By Nancy Singer, President of Compliance-Alliance*, and Daniela Drago, Ph.D., Assistant Professor, Director Regulatory Affairs Program, George Washington University School of Medicine & Health Sciences** An effective way to learn about best practices for regulatory compliance is to ask the experts. To do this, Compliance-Alliance, with the assistance of George Washington School of Medicine and Health Sciences, recently sent out a survey. The purpose was to assess the influence of RA/QA professionals and get suggestions on how to create a culture of compliance.
Three hundred and eighty six employees in medical device companies responded. The breakdown included
- 45 senior executives (including CEOs),
- 165 regulatory officials,
- 124 quality officials, and
- 52 others (including personnel in manufacturing/operations sales, marketing, R&D, clinical, and legal)
Some of the results were disturbing. When asked how top management perceives the RA/QA function, over 25% viewed the function as either
- a necessary evil,
- a policeman who says no, or
- a deterrent to the company making its revenue goals.
When describing typical challenges for getting cooperation for regulatory compliance, employees cited
- Inadequate commitment from the CEO (17%)
- Inadequate commitment from senior executives (38%)
- Inadequate authority in the RA/QA function (38%)
Over one third of the respondents named marketing and sales as the departments that act as though they can ignore RA/QA recommendations with impunity. A substantial number suggested specific actions that RA/QA personnel could take to get cooperation. The suggestions are grouped into five categories.
1. Educate Management.
To help top management appreciate that the company’s business is highly regulated, RA/QA professionals should schedule educational sessions to explain:
- What the regulatory requirements are,
- How compliance with the requirements can cut costs and increase profits,
- What the consequences of noncompliance might be, and
- How the RA/QA professional can help.
During these sessions, RA/QA professionals should not use regulatory jargon or cite the requirements word for word. Rather, they should discuss the impact of the requirements on the company’s business.
2. Stress the Importance of Quality.
QA officials need to work with top management to develop a communication plan. The purpose is to educate employees that quality is everyone’s responsibility. When employees build quality into products through good design, they minimize the need for corrective actions. The operations department, rather than fixing quality failures, can spend its time making new products. Additionally, marketing and sales can stress the company’s standards for excellence as a benefit.
3. Provide RA/QA Professionals a Seat at the Table.
Government entities regulate the design, manufacturing, marketing, and sales of medical devices.

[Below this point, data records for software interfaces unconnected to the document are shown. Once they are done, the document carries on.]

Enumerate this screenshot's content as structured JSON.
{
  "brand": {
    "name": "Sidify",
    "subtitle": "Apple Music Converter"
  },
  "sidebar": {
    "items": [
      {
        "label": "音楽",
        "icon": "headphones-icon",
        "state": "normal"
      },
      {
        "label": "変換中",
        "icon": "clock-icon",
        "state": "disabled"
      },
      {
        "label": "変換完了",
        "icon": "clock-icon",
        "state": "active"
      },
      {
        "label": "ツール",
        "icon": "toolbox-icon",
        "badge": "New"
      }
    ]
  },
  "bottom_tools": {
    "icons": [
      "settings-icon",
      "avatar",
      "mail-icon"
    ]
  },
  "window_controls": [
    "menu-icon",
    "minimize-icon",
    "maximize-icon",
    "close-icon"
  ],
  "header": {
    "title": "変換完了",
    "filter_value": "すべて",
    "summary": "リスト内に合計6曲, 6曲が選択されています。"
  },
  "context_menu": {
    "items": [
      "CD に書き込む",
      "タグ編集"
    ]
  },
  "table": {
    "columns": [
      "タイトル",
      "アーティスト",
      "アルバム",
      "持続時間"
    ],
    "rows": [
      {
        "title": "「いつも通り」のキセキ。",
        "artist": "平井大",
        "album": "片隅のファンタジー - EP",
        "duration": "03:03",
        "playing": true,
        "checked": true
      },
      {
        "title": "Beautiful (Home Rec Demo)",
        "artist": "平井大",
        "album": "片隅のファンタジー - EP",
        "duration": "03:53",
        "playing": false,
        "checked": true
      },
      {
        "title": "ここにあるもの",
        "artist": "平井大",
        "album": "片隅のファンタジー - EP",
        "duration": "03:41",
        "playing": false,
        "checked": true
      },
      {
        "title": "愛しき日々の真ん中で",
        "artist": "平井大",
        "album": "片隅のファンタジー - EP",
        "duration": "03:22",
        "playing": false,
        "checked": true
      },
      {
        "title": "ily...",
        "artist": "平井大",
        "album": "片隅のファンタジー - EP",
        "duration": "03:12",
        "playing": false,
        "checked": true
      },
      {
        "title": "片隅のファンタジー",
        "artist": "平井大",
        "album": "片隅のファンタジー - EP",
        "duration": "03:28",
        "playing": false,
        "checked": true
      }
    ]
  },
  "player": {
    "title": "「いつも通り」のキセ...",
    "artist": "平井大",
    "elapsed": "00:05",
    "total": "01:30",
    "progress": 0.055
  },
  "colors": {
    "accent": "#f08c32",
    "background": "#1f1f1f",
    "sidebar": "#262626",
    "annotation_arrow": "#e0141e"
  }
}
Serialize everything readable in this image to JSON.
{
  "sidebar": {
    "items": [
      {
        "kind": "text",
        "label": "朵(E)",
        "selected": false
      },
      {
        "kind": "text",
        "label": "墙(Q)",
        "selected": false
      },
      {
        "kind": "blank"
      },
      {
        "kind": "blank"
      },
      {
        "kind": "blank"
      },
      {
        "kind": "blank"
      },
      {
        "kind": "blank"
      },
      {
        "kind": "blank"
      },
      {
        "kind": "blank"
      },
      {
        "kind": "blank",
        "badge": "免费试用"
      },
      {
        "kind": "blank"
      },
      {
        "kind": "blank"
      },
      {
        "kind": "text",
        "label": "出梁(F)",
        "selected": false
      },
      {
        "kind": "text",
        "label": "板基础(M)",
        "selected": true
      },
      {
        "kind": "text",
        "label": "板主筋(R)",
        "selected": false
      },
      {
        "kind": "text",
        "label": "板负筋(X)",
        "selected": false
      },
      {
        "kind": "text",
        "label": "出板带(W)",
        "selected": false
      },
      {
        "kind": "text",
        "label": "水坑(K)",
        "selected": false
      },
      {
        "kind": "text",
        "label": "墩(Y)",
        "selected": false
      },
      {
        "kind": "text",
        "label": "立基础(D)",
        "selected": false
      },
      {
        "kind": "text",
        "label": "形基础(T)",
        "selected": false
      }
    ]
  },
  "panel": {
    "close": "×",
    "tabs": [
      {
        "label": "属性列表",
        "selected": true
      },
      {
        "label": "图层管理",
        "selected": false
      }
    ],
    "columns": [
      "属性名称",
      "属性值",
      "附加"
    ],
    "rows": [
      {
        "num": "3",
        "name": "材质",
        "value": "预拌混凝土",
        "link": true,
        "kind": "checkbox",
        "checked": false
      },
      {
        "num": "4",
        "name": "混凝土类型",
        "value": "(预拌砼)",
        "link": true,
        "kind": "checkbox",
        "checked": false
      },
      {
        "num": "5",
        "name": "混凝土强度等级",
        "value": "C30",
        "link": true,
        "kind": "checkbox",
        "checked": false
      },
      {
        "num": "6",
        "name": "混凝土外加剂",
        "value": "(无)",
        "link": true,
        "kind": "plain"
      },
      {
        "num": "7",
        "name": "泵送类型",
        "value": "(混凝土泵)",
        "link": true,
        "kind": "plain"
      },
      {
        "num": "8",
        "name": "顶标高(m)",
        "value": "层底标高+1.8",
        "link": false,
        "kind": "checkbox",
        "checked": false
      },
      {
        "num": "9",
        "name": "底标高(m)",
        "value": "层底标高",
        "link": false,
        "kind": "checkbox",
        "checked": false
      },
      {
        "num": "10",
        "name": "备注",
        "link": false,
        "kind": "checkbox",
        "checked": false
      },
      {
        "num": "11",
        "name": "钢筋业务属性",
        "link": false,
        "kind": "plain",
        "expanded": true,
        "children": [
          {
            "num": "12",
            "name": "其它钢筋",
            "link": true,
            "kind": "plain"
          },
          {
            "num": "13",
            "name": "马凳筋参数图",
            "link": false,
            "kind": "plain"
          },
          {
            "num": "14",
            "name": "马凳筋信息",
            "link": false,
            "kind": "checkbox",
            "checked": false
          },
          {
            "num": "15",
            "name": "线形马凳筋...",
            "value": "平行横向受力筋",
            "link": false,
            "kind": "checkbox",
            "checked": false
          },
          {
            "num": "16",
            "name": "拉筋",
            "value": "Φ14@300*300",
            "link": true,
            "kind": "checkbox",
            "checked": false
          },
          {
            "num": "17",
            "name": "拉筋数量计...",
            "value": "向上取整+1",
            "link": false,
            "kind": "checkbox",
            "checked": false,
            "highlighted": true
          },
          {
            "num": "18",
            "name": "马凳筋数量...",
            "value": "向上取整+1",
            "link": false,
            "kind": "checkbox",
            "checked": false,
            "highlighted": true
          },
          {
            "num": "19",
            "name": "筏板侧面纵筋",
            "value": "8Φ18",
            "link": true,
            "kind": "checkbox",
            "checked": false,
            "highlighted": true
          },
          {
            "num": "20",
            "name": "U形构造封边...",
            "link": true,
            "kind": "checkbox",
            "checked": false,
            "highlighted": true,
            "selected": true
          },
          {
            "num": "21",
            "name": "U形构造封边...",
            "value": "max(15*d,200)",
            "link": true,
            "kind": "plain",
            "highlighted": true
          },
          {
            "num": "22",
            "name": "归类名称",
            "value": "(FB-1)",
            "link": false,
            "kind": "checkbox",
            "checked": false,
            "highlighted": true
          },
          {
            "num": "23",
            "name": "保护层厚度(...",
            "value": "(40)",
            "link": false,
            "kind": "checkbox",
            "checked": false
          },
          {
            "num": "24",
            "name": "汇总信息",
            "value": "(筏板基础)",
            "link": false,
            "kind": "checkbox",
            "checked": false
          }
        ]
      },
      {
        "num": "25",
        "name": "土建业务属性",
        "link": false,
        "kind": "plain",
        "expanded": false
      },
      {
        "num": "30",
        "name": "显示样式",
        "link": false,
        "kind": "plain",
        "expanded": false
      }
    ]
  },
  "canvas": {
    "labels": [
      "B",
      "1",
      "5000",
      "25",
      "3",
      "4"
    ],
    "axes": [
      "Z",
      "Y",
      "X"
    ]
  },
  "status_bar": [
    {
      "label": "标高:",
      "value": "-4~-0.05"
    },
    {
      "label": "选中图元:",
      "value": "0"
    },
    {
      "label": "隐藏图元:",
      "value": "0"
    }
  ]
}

To ensure compliance, RA/QA professionals should be included on teams that
- Create the initial product design,
- Select the raw material suppliers and subcontractors,
- Write the premarket submissions,
- Review marketing copy, and
- Educate the sales people about compliance.
When RA/QA professionals don’t participate in the initial meetings, company officials may miss critical requirements. Then company executives may find that they failed to consider the implications of a specific course of action. They soon learn that making mid-course corrections wastes valuable time and often incurs additional expenses.
4. Disseminate the Government’s Regulatory Actions Against Other Companies.
RA/QA professionals initially need to educate all departments about the sanctions that regulatory authorities can use against companies who fail to comply with government regulations. These include:
- Untitled letters,
- 483 observations,
- Warning letters,
- Criminal actions,
- Import detentions, and
- Withholding of regulatory approvals and government contracts.
When the government brings these actions, they publicize them. RA/QA officials should teach all personnel how to locate this information, and the need to bring it to management’s attention. If several departments discuss the government’s regulatory actions, management will have a greater appreciation of the significance of the information.
5. Encourage Accountability by Installing Electronic Systems.
Regulatory compliance is everyone’s responsibility. However, top management may put a higher priority on the tasks related to getting new products on the market, rather than taking corrective actions for marketed products. Companies that install enterprise quality system software are able to track the individuals responsible for specific corrective actions. They also can obtain reports when corrective actions have been completed. This information allows management to monitor and recognize those departments that maintain or improve the quality of the company’s products.
The RA/QA professional serves an important role in medical device firms. People in these professions need to be educators, ambassadors, negotiators, problem solvers, and, at times, enforcers. By acquiring the necessary skills and employing electronic systems, they can gain both the respect and support of top management and the employees in other departments.
*For information about Compliance-Alliance go to www.compliance-alliance.com
**For information about the Regulatory Affairs Program at George Washington University School of Medicine and Health Sciences program go to http://smhs.gwu.edu/crl/programs/regulatory-affairs